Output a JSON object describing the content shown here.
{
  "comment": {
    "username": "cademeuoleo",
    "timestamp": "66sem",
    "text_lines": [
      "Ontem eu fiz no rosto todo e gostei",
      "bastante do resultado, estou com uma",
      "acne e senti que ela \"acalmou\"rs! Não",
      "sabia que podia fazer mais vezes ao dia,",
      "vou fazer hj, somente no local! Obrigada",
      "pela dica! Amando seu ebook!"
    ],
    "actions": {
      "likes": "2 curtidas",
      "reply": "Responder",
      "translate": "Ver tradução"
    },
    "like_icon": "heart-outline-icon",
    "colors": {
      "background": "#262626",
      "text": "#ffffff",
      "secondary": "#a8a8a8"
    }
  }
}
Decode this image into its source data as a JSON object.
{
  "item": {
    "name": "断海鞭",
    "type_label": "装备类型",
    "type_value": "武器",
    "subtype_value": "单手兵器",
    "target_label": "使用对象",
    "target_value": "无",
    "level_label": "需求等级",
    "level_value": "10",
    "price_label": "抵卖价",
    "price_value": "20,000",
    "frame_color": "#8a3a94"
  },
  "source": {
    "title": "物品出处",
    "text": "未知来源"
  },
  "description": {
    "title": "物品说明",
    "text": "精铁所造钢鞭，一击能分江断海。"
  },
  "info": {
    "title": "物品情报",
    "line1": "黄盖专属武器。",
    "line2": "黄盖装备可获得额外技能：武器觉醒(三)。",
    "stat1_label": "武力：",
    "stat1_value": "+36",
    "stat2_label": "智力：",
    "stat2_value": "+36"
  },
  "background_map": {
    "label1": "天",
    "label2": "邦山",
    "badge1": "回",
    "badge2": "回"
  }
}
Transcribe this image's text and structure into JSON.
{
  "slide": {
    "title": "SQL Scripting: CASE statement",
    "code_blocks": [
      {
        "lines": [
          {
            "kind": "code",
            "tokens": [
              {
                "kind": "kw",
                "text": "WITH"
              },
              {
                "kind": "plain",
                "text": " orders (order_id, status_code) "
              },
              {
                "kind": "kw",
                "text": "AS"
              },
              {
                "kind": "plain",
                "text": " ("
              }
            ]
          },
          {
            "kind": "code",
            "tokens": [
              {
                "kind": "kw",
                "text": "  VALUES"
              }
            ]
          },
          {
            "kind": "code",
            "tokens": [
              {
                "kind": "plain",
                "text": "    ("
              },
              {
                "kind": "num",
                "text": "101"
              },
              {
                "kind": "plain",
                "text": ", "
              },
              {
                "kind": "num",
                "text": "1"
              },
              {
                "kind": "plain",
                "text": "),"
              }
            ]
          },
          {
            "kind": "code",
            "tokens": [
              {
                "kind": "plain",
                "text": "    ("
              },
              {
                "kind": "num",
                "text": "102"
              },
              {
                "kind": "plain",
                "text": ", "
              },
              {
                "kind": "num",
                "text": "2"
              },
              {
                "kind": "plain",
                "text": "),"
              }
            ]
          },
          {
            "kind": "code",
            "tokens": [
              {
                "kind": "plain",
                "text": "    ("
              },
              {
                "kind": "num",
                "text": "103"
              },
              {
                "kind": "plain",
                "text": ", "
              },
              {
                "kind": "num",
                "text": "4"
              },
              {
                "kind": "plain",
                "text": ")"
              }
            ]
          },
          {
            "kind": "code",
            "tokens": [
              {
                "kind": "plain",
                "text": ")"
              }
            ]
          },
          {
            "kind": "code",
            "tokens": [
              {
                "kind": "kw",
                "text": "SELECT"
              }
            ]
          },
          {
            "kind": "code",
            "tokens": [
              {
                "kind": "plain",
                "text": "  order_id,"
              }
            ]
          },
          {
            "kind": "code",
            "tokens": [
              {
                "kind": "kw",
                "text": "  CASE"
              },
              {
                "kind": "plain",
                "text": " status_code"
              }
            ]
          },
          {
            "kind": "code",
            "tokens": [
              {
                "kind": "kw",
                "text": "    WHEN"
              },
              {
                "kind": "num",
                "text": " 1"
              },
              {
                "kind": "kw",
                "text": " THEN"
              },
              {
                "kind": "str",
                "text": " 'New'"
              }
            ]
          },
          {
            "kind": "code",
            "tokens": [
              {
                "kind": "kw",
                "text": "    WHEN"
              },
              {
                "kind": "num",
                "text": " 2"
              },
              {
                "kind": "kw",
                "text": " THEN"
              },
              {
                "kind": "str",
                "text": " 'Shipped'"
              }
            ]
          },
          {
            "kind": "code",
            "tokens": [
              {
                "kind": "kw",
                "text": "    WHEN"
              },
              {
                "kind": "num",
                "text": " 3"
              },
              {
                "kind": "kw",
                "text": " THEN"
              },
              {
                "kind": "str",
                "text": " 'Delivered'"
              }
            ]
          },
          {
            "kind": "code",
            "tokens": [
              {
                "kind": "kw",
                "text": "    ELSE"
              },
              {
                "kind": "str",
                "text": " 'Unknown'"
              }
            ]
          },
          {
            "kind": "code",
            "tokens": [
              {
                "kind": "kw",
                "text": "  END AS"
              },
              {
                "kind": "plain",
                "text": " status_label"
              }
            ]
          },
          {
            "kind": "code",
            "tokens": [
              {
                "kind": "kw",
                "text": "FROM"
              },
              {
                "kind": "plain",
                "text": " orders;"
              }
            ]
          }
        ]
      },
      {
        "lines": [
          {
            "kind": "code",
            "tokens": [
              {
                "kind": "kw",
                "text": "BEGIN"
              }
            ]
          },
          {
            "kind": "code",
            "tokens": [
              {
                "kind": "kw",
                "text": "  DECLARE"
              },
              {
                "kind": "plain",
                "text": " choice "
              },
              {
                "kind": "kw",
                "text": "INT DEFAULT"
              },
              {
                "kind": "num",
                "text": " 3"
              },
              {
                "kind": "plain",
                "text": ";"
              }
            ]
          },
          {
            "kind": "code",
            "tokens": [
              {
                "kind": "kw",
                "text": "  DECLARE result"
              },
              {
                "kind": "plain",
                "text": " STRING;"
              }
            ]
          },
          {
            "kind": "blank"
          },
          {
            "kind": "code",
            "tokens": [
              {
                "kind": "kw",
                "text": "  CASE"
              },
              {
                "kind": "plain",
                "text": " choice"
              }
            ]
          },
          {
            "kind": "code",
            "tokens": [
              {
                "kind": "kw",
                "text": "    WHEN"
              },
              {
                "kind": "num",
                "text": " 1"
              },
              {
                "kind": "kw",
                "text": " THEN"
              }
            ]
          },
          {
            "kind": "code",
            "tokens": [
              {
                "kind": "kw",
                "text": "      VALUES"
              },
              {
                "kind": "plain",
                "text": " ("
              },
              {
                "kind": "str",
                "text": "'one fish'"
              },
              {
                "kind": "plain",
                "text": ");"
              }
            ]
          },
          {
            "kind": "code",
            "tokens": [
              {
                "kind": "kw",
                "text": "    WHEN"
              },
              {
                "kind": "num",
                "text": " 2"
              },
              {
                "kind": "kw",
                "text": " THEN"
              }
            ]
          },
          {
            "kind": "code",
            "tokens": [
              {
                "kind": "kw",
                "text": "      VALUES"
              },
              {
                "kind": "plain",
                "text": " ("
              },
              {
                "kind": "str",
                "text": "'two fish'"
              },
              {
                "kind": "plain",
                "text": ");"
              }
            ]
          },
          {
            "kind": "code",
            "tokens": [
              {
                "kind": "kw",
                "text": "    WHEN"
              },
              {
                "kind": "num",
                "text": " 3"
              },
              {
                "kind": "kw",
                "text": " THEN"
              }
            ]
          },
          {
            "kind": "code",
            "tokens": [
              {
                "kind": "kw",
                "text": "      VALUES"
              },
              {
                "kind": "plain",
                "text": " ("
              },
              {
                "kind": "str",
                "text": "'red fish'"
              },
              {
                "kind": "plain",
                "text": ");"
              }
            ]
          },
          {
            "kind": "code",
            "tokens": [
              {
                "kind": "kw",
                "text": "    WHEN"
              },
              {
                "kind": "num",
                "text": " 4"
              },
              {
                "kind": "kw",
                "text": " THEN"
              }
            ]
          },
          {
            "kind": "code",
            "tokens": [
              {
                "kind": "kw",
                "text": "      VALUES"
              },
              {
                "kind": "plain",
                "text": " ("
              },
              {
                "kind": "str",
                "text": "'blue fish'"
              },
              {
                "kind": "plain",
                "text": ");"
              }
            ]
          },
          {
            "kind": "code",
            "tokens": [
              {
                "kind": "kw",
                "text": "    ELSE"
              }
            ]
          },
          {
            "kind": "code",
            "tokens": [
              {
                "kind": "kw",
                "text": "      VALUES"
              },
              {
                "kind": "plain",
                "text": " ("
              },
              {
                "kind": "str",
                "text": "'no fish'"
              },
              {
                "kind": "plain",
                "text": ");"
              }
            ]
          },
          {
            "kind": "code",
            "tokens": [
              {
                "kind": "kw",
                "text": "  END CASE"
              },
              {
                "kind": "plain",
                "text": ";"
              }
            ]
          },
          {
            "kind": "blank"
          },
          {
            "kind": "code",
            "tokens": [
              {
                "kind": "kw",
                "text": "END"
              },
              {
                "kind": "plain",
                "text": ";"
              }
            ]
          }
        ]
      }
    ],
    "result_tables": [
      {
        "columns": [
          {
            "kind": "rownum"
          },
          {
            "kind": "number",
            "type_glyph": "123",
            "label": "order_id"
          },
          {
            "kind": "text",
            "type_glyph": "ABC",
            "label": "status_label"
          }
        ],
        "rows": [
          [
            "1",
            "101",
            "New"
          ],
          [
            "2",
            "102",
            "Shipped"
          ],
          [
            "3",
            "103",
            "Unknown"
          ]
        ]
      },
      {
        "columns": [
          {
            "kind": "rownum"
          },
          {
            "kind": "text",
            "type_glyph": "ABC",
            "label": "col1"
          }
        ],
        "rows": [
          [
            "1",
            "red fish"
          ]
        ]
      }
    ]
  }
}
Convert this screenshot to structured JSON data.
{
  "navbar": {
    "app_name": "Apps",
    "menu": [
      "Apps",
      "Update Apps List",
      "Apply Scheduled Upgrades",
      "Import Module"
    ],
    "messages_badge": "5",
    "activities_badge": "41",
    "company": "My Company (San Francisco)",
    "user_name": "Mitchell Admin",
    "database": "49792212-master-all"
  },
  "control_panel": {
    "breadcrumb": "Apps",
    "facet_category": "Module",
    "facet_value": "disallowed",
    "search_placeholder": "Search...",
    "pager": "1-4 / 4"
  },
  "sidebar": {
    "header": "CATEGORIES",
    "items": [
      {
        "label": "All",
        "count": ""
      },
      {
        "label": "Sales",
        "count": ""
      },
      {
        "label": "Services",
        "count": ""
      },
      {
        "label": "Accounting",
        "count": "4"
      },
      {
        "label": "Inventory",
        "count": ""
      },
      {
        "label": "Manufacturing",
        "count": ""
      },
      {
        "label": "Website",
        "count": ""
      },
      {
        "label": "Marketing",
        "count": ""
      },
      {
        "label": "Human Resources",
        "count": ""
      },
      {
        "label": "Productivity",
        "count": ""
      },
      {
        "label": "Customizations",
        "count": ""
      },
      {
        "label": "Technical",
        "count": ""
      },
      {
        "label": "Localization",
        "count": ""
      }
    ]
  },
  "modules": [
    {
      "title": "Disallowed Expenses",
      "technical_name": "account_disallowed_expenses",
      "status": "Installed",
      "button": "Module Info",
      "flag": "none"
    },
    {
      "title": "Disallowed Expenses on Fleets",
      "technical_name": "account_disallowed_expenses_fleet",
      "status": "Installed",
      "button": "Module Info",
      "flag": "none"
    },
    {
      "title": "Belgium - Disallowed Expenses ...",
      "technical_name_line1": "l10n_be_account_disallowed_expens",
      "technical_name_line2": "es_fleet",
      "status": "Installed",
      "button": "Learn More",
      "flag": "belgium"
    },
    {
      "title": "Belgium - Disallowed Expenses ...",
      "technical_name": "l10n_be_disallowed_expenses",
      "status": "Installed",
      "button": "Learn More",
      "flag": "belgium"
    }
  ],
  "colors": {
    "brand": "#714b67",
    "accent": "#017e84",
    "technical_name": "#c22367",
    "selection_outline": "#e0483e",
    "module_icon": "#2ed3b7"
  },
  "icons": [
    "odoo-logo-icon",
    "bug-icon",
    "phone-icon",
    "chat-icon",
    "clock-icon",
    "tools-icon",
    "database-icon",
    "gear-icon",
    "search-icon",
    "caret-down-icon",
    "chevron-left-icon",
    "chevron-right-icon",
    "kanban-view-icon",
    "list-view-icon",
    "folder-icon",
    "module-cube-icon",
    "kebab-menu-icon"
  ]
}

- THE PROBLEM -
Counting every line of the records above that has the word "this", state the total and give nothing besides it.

- SOLUTION TO THE EXERCISE -
3